New Logo Commemorates Park’s Centennial Anniversary in 2016
In 2016, Hawai‘i Volcanoes National Park will celebrate a century of caring for, and connecting people to, the remarkable landscape, native plants and animals and Hawaiian culture linked with Kīlauea and Mauna Loa volcanoes.
The park’s new centennial logo depicts the three elements that define Hawai‘i Volcanoes National Park: culture, geology, and biology.
In the center, Halema‘uma‘u Crater erupts on Kīlauea under a starry night sky. Massive, active Mauna Loa towers above the erupting crater. A nēnē is seen in flight and is a reminder of the success of the park’s nēnē recovery efforts. On the right “hip,” a petroglyph represents the human story behind the lava rock carvings found in the park at Pu‘u Loa Petroglyphs. On the left, the lehua blossom, a sacred flower of Pelehonuamea, the Hawaiian volcano goddess, symbolizes the native ‘ōhi‘a tree found throughout the park.
Organizations that wish to use the park’s centennial logo can contact centennial coordinator Jessica Ferracane at (808) 985-6018 or via email, email@example.com, for details.
Centennial events are planned in the park from Jan. 1, 2016 through the end of 2016, including a monthly ranger-guided Centennial Hike Series, with a complementary After Dark in the Park program. The park’s annual Cultural Festival & BioBlitz, scheduled for Sat., Aug. 27, 2016 (a fee-free day), will showcase how Hawaiian cultural practices weave science and stewardship together.

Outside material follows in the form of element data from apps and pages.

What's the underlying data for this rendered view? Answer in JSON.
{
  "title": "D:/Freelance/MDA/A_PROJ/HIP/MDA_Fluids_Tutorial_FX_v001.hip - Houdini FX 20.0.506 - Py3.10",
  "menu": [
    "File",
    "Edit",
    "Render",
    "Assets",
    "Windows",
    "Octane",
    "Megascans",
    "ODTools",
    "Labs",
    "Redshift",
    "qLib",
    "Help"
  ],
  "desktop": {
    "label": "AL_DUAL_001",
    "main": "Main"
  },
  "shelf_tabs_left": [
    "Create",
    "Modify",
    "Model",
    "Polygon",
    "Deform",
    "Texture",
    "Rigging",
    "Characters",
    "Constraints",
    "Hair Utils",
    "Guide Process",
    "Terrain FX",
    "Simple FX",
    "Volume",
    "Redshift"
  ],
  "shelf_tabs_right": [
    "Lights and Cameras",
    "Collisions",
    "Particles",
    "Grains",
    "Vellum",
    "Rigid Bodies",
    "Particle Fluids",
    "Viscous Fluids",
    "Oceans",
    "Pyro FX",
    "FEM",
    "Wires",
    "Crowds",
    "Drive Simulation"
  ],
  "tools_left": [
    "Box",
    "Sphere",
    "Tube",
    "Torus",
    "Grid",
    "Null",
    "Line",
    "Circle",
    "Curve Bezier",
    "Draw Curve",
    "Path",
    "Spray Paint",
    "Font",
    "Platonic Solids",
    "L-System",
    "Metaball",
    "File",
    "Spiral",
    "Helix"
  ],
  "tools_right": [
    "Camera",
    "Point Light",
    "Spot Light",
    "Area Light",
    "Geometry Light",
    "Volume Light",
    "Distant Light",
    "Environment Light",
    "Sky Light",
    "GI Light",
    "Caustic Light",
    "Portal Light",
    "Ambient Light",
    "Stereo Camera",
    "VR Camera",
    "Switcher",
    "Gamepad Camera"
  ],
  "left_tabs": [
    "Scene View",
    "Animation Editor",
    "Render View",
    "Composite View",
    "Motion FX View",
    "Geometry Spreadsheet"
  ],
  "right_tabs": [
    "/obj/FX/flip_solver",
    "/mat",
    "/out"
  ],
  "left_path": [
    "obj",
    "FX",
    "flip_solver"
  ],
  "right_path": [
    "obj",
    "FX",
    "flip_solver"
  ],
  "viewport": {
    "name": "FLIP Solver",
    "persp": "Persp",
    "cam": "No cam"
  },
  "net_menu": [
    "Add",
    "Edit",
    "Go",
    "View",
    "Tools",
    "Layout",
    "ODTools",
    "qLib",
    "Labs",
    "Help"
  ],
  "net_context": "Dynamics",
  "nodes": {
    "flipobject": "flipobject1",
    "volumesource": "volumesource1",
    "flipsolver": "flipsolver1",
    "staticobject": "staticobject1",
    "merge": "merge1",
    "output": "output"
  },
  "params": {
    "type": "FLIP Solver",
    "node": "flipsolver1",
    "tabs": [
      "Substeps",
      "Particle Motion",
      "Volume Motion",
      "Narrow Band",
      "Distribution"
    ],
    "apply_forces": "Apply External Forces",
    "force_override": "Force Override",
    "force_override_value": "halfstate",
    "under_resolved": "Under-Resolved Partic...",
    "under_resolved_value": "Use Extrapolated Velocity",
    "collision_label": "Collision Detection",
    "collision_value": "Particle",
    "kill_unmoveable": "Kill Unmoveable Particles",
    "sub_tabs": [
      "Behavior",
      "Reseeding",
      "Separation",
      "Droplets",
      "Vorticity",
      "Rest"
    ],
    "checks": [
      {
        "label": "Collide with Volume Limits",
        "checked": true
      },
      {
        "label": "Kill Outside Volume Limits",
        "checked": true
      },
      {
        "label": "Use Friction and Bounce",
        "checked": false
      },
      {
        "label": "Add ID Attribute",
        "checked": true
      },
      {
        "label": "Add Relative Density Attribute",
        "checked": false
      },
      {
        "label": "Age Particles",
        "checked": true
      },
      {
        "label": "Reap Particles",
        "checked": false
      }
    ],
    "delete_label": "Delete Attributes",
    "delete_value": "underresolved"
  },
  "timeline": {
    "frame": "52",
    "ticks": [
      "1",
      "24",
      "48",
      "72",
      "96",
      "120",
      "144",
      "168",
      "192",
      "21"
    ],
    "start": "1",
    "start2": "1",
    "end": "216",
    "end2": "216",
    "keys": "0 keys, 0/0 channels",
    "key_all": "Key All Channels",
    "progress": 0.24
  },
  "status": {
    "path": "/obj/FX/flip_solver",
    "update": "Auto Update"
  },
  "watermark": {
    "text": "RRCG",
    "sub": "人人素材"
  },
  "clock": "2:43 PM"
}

The park’s new Centennial web page features a new multimedia video, 100 Years in 100 Seconds, which highlights 100 years of volcanic eruptions in 100 seconds. In a second video, Share Your Story, Park Ranger Andrea Kaawaloa-Okita shares her story as a fourth-generation employee of Hawai‘i Volcanoes and the importance of connecting the next generation to their national park. The web page will be updated with a centennial calendar of events.
Founded on Aug. 1, 1916, Hawai‘i Volcanoes was the 15th national park established in the U.S., and celebrates its centennial anniversary along with the National Park Service itself, which turns 100 on Aug. 25, 2016.